Introduction

By Lisa Rowlands

The Czech Republic - known also by the name Czechia - is a landlocked country at the heart of Europe best known for its culture-steeped capital city, its fairy tale castles and its national parks. However, beyond the abundance of attractions that make Prague a firm favourite with travellers, this compact country has plenty more to offer.

Whilst still a small industry, Czech wine has been consistently growing in size and reputation since the turn of the century. Years of communist rule in former Czechoslovakia led to the nationalisation of vineyards and wineries with a focus firmly on quantity rather than quality. However, following the formation of the new country in 1993, and with the support of government driven financial incentives, vineyards were replanted, cellars updated and winemakers enthused by a renewed focus on high quality viticulture.
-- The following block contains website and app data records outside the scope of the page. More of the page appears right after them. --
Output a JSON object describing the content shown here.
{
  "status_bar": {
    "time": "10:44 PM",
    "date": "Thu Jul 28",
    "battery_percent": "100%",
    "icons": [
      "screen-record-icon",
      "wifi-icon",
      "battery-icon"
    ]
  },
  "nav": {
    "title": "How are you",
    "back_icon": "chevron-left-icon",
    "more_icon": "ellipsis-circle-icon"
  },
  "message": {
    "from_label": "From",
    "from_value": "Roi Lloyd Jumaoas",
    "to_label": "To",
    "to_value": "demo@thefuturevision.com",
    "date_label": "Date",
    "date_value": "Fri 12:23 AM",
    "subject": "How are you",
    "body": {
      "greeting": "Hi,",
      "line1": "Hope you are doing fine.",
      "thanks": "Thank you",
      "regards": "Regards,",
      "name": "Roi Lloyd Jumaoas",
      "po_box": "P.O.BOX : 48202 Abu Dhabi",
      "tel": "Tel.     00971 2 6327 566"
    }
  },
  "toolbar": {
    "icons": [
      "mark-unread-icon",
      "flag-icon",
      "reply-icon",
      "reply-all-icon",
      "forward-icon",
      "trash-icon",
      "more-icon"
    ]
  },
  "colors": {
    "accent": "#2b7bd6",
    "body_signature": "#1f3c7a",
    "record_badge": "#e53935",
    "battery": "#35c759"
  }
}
There are two distinct wine regions in the Czech Republic of which Moravia is by far the most productive, yielding around 95% of the country’s wine grapes. This area experiences a largely continental climate with a mild and relatively dry growing season and plenty of intense summer sunshine. Grapes such as Riesling, Pinot Gris and Sauvignon Blanc develop slowly in these conditions, balancing full flavours with natural acidity and delivering expressive, aromatic wines which are slowly beginning to gain recognition on the international stage.

Regions of the Czech Republic